In late 2003, a Bruker MedSpec 4.0 Tesla whole body MRI system was delivered to the CIND in a separate but adjacent 1000 square foot building containing a waiting room and bathroom in addition to the MRI instrumentation. The Bruker state-of-the-art MRI system is the result of a collaborative effort between Bruker and Siemens Medical Systems, and includes an actively shielded, whole body 4.0 Tesla magnet, 40 mT/m gradients (Siemens Symphony gradients) with a slew rate of 200 T/m/s. The system is equipped with an eight channel receiver and a number of transmit/receive headcoils including birdcage, TEM, and array coil headcoils. The broadband system uses a 7 kW RF amplifier at the proton frequency, and utilizes Siemens interface software for data collection, manipulation, and display.
This ultra-high field MRI system is equipped with a state-of-the-art actively-shielded whole body magnet with 60 cm bore size, an actively-shielded water-cooled gradient system, providing up to 70mT/m gradients per axis with a maximum slew rate of 200 T/m/s. The digital RF components of the system is based on Skyra technology and comes with 8 independently controllable RF transmit channels and 64 RF receive channels. The system also includes a multi-element body coil and multichannel transmit/32 channel receive head coil as well as a RF power amplifier providing up to 8 kW power. In addition, the 7T system includes a multinuclear MR package, as well as neurosoftware imaging packages and IDEA/ICE research development tools for sequence development.
The CIND manages 65 terabytes of acquired and processed data storage on 3 Windows 2003 Enterprise servers. Most of the data storage is maintained on compressed file systems to conserve space. The estimated volume of the uncompressed data is between 200 and 400 terabytes. Another 30 terabytes of acquired and processed data storage are hosted on a state-of-the-art Hewlett-Packard PolyServe clustered file system; this technology enables us to distribute file server traffic across all the nodes in the cluster evenly, eliminating bottlenecks which may occur during processing.
To process and manage the data, the CIND has a network of 18 computers which utilize the Sun Grid Engine (SGE) to distribute processing jobs between them. Each system has two quad-core CPUs and 16 gigabytes of main memory with the capacity to run 8 jobs simultaneously. This provides a total additional capacity of 144 simultaneous computing jobs. To support visualization and minor processing needs, the CIND has three computers using CentOS 5 available for shared use by lab members.
For parallel processing applications, CIND has acquired a Beowulf compute cluster under the Research Resource grant which currently consists of 28 computing nodes directed by a head node. Each compute node has two quad-core CPUs and 64 gigabytes of main memory. The cluster also includes two Nvidia graphics processing units (GPU) which gives application developers the option of utilizing its superior image processing power to further enhance image analysis and reconstruction processes.

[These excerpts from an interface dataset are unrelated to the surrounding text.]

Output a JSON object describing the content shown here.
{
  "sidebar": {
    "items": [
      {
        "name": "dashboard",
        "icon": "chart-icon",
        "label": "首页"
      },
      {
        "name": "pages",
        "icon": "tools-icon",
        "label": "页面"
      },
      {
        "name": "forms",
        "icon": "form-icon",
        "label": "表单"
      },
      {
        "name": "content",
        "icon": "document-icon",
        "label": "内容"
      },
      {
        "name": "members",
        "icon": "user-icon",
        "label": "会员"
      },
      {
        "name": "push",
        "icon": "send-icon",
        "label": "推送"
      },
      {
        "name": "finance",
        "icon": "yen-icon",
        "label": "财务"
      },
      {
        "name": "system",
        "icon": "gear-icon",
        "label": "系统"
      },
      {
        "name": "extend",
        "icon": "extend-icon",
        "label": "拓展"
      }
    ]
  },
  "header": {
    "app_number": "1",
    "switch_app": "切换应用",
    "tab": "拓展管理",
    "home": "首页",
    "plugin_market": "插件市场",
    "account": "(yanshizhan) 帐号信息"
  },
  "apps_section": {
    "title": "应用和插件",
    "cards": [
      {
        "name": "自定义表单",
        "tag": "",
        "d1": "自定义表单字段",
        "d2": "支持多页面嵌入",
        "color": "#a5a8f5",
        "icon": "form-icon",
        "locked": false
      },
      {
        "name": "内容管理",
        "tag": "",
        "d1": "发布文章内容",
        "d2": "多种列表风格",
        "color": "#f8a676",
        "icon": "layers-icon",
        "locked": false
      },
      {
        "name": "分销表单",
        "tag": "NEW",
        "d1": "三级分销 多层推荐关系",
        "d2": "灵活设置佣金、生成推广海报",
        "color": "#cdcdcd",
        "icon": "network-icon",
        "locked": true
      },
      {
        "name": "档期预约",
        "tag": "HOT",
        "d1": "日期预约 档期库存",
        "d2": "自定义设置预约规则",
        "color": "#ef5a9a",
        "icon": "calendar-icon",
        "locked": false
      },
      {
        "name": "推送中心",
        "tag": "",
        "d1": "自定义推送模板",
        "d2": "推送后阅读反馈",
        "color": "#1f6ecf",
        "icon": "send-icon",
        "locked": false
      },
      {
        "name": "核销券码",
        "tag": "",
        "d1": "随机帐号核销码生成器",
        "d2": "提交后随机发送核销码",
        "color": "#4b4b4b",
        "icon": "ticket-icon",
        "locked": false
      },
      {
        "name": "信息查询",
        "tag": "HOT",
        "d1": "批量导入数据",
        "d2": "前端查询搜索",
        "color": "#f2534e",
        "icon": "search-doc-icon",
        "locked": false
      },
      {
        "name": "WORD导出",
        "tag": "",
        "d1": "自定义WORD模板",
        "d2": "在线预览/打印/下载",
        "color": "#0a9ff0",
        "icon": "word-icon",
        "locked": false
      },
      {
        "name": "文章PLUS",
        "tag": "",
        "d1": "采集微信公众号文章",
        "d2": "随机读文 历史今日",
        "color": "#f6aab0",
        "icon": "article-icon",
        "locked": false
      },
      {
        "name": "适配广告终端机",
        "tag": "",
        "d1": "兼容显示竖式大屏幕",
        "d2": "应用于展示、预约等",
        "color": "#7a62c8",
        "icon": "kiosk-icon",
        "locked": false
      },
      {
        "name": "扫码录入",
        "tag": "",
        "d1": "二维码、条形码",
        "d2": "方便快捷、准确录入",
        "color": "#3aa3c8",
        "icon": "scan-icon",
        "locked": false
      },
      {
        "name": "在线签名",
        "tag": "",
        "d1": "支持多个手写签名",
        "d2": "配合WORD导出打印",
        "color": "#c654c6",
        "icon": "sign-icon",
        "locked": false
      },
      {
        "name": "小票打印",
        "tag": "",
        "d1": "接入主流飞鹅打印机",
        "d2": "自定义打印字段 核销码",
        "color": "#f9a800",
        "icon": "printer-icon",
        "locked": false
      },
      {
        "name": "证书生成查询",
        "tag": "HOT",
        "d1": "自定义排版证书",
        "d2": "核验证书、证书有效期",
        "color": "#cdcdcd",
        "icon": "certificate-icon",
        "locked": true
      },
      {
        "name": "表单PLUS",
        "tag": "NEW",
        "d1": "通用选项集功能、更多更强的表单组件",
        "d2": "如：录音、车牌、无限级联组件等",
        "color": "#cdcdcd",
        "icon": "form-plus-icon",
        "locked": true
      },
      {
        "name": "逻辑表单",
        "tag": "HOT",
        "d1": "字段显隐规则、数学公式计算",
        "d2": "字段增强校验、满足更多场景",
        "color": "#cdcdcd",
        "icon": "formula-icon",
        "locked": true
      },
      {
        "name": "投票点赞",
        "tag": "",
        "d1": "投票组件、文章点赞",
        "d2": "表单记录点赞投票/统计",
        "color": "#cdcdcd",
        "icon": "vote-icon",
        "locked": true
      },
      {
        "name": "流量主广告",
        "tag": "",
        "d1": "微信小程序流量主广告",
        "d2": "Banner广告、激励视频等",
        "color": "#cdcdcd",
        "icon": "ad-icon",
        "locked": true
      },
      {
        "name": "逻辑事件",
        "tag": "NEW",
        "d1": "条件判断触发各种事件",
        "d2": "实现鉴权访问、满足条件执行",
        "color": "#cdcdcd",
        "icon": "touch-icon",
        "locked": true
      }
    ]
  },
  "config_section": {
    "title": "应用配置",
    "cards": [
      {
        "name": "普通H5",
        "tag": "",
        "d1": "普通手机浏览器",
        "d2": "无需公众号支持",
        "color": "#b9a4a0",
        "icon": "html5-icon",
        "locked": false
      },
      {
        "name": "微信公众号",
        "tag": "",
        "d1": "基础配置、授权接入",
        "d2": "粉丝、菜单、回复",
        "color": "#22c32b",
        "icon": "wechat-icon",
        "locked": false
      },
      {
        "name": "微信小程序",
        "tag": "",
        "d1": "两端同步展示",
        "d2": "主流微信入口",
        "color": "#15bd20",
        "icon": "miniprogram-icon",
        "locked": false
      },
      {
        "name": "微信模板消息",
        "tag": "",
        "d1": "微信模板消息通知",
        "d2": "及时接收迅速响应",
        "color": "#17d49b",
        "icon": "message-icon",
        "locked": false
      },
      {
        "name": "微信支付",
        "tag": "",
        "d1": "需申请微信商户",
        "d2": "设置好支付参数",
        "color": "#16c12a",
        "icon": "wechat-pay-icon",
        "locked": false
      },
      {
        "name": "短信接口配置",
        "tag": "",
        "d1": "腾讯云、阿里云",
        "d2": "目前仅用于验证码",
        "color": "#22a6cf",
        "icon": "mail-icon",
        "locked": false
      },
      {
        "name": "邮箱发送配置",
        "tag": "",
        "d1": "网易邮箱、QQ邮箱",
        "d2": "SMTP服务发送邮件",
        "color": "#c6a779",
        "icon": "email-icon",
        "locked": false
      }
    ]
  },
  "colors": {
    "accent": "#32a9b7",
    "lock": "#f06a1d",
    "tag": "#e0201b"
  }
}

To assist in processing very large data, we have a Dell PowerEdge R910 system. This system runs Red Hat Enterprise Linux 5 with 1TB RAM and four processors hosting a total of 32 processing cores, with 13TB disk storage to store data while processing.
The principal computing servers and storage systems are housed in a computer room which is part of the CIND building. This room has two dedicated air-conditioning units, a 40KVa Power Distribution Unit which provides battery backup in case of a power failure. The room also has an Infrastructure Manager which can safely shut down all system if the batteries should run low.